This means there was and is not just a specific type of food that the Paleo diet is based on or from because it all varied depending on several factors in time, including which time frame is being talked about. Farming was not established until around 10,000 years ago, which then meant that the livestock, trading and planting of vegetables was not really around until that point. Up until then, hunting was one of the major ways people got their foods. Some people follow the more modernized meal plan which includes the things that came later on, while others choose to follow the more basic old school type of diet.

 

Thanks for making us the fastest growing Paleo health site on the internet!  We couldn’t have done it without you! 

 

Melissa and Dallas Hartwig’s critically-acclaimed Whole30 program has helped hundreds of thousands of people transform how they think about their food, bodies, and lives. Their approach leads to effortless weight loss and better health—along with stunning improvements in sleep quality, energy levels, mood, and self-esteem. Their first book, the New York Times best-selling It Starts With Food, explained the science behind their life-changing program. Now they bring you The Whole30, a stand-alone, step-by-step plan to break unhealthy habits, reduce cravings, improve digestion, and strengthen your immune system. The Whole30 features more than 100 chef-developed recipes, like Chimichurri Beef Kabobs and Halibut with Citrus Ginger Glaze, designed to build your confidence in the kitchen and inspire your taste buds. The book also includes real-life success stories, community resources, and an extensive FAQ to give you the support you need on your journey to “food freedom.”

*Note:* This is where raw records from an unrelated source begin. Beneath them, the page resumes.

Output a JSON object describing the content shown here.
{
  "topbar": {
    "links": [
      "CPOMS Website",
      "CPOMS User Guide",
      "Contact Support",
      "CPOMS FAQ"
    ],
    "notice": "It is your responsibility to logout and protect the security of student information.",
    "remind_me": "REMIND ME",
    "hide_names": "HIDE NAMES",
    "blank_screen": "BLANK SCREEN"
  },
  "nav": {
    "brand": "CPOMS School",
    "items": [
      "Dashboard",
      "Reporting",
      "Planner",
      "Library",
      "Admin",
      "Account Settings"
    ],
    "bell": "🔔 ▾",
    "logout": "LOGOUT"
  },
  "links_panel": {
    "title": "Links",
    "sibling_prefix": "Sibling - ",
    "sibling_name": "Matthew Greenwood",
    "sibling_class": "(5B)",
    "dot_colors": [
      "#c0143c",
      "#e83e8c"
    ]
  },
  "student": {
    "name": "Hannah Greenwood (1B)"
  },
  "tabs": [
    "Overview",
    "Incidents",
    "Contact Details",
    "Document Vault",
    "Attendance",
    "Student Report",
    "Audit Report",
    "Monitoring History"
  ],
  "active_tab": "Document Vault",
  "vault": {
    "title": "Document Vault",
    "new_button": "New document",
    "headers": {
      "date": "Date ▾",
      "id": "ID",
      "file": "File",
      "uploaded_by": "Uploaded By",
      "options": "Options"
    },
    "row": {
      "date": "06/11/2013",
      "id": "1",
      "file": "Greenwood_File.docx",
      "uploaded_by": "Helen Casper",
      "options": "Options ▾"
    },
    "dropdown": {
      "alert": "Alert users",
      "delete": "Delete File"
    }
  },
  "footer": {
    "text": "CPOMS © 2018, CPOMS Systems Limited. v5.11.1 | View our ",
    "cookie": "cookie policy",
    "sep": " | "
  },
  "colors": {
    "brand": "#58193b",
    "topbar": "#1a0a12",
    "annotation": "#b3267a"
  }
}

 click picture below to order

Thanks for making us the fastest growing Paleo health site on the internet!  We couldn’t have done it without you!